In addition, we also minister to help the bishop watch over his flock, so he doesn't have to check in with everyone, but knows who needs his limited time and resources because the members know who needs that little extra support that ministers can't provide (like financial support, relational support etc).

Sandy

Friday 5th of January 2024

@Ben Arkell, I have been trying to teach this message in relief society. Many felt like nobody needed to visit and nobody needed visits when the new program came out. However, I feel it is even more important to visit or members on person than ever before in order to develop real relationships and build trust and learn to know one another. How can we serve those we do not know? There is nothing that can substitute for being face to face and touching or hugging those who need that touch so desperately. Thank you for reminding us to do more and do better in fulfilling our sacred duties to love and care for those in our keep.

Ben Arkell

Friday 5th of January 2024

Thanks for your comment! In your opinion, what is the purpose of the visit? I would agree that a monthly visit in some instances isn't necessary. What I think is vital that seems to be missing is a concern for the spiritual welfare of others and a proactive manner of teaching the word of God in homes.

Wednesday 3rd of January 2024

Ive been an active member all my life, and from the comments in the article, it is evident that the sisters who made a few of them, have not gone to God and received revelation as to how to best serve the sisters. . I am elderly and could have used some help with my yard etc, and since the church came out with the inspired ministering program, I can count in one hand the times I have been approached.
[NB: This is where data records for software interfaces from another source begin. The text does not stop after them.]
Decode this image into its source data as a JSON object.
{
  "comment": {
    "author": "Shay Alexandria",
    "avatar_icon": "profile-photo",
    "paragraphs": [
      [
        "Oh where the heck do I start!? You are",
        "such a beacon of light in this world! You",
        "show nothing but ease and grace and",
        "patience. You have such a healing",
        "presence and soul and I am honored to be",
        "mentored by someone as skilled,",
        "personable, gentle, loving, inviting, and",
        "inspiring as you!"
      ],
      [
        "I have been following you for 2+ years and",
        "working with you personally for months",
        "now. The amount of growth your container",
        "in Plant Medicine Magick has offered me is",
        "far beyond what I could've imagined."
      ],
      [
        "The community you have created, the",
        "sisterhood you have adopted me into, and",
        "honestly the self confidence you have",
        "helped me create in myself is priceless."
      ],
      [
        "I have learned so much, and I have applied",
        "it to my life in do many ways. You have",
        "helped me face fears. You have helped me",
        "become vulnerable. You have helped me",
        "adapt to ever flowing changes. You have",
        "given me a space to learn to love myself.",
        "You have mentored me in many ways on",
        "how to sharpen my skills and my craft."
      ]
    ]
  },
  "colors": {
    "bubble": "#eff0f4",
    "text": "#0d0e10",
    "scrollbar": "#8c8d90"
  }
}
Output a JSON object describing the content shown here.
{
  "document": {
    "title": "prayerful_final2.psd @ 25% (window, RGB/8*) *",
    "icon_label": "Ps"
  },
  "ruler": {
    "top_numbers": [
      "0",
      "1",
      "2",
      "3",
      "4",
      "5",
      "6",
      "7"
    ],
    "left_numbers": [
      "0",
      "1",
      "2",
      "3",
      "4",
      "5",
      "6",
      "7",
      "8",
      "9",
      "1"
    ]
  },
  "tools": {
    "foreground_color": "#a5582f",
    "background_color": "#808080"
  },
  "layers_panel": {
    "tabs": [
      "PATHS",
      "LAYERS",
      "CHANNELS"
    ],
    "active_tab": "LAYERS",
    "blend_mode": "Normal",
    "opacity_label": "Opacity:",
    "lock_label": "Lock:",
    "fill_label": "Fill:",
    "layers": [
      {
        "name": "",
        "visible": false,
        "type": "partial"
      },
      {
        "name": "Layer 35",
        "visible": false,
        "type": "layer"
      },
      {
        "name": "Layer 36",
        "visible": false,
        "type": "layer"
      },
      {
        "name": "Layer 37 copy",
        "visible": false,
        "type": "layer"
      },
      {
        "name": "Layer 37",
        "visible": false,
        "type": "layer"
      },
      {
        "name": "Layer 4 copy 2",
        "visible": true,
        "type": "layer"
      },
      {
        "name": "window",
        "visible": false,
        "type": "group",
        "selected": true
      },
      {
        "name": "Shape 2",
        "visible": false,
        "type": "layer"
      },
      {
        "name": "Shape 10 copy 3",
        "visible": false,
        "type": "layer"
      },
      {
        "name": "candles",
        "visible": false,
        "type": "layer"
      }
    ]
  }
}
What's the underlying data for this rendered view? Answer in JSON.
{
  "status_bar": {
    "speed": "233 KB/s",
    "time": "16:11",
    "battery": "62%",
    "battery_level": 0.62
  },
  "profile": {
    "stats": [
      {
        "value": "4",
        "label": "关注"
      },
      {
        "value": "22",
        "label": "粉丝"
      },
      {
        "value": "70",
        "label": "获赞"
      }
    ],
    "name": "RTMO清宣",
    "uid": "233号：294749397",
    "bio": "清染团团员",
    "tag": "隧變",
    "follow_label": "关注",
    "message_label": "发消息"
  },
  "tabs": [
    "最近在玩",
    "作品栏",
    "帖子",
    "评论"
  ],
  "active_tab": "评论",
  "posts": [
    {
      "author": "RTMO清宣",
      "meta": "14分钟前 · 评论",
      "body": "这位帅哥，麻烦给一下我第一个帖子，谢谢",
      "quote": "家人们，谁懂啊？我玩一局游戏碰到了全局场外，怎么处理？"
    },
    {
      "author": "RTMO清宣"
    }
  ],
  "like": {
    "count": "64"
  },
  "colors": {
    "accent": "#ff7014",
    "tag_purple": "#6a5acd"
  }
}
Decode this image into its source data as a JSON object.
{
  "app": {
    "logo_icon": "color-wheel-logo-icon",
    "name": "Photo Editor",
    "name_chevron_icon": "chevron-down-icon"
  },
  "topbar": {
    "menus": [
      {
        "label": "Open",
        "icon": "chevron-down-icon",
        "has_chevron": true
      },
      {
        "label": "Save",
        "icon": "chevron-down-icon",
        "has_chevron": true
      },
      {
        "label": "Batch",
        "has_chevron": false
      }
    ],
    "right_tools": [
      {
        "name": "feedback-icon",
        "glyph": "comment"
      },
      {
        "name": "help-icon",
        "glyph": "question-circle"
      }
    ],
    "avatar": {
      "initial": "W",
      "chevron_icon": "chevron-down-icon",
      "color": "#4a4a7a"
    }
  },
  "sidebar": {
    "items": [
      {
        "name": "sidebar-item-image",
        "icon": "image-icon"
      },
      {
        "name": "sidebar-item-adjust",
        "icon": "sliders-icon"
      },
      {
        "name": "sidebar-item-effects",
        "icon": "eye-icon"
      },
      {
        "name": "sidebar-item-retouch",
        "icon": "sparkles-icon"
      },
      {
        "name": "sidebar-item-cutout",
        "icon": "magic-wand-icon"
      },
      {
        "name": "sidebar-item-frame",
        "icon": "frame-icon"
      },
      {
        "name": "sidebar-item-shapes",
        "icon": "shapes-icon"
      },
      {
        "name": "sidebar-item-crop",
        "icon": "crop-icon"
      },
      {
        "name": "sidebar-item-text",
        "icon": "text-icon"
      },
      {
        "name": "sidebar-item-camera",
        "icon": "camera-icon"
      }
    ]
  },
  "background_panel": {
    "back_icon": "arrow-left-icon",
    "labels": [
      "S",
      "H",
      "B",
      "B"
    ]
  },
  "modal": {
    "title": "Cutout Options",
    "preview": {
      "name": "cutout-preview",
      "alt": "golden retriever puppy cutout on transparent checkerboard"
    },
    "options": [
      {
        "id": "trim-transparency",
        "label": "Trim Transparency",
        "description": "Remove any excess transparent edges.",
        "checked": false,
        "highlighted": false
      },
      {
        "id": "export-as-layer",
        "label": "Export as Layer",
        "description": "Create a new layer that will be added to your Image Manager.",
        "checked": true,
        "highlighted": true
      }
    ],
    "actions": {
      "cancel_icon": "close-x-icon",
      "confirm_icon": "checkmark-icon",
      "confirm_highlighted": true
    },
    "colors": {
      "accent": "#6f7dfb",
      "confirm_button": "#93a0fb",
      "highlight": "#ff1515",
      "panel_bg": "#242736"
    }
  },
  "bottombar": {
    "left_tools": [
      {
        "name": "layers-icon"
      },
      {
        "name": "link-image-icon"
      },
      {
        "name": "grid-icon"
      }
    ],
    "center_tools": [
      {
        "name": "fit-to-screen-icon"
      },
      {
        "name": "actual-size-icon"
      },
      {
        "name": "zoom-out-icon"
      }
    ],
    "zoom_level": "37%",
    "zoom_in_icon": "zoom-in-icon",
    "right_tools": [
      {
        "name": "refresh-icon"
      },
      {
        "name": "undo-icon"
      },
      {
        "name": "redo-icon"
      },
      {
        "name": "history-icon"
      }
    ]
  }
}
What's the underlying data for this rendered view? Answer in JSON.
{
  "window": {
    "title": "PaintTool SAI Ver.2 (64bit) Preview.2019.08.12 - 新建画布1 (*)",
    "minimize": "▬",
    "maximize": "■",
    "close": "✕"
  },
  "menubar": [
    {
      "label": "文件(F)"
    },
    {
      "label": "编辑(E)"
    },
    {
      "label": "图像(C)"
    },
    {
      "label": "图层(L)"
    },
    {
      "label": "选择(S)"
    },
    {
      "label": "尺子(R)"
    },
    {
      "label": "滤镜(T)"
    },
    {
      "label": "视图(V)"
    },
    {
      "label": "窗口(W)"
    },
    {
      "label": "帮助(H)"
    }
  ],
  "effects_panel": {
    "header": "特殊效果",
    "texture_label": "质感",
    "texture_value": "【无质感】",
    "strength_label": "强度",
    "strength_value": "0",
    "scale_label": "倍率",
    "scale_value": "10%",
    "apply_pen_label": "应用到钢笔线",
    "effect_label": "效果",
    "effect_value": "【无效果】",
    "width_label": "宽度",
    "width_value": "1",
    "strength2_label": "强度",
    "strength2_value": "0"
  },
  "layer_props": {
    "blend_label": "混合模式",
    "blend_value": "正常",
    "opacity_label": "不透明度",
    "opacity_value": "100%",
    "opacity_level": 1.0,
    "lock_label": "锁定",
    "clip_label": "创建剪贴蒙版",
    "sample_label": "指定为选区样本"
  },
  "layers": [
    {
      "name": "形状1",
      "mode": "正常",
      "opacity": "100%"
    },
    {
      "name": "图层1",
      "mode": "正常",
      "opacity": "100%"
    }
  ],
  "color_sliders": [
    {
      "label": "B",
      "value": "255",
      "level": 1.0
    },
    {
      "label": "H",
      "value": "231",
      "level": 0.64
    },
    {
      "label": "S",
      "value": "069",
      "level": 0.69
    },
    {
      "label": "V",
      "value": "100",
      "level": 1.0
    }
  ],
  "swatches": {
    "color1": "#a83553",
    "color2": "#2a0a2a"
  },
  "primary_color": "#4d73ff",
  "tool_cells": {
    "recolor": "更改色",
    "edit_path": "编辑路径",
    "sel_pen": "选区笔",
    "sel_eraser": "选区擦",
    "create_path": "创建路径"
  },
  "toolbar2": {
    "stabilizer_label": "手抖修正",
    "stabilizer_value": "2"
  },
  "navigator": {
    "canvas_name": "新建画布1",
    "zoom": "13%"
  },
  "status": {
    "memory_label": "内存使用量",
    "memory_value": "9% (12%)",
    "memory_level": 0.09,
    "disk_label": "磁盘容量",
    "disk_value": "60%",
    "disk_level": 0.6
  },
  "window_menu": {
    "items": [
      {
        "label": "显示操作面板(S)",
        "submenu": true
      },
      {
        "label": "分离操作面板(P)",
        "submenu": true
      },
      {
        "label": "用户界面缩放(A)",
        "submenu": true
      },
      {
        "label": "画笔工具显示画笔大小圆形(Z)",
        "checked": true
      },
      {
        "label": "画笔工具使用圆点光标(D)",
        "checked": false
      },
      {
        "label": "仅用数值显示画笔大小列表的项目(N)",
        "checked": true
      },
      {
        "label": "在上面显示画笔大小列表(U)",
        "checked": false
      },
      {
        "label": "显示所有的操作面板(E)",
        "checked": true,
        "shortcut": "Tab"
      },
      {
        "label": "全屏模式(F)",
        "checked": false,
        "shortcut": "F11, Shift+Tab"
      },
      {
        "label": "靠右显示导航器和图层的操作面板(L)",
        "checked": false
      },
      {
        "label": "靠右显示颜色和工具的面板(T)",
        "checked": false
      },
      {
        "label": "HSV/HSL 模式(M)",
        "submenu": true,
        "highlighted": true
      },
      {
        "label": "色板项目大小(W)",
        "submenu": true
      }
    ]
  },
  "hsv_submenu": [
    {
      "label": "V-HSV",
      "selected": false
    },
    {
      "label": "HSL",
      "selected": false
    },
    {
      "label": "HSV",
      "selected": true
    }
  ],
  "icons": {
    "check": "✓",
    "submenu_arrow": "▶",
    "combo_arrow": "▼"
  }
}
I am not a negative person, I am just reporting my experience with it. Most of the time, I have not known who it was. One time I looked on the computer and found out it was the wife of one in the bishopric, and the other sister was in the primary presidency...Just sayin. Sometimes a hug in the hallway or a smile goes a long way.

Ben Arkell

Friday 5th of January 2024

Thank you for your comment. I wish there was more care given to help you with your needs.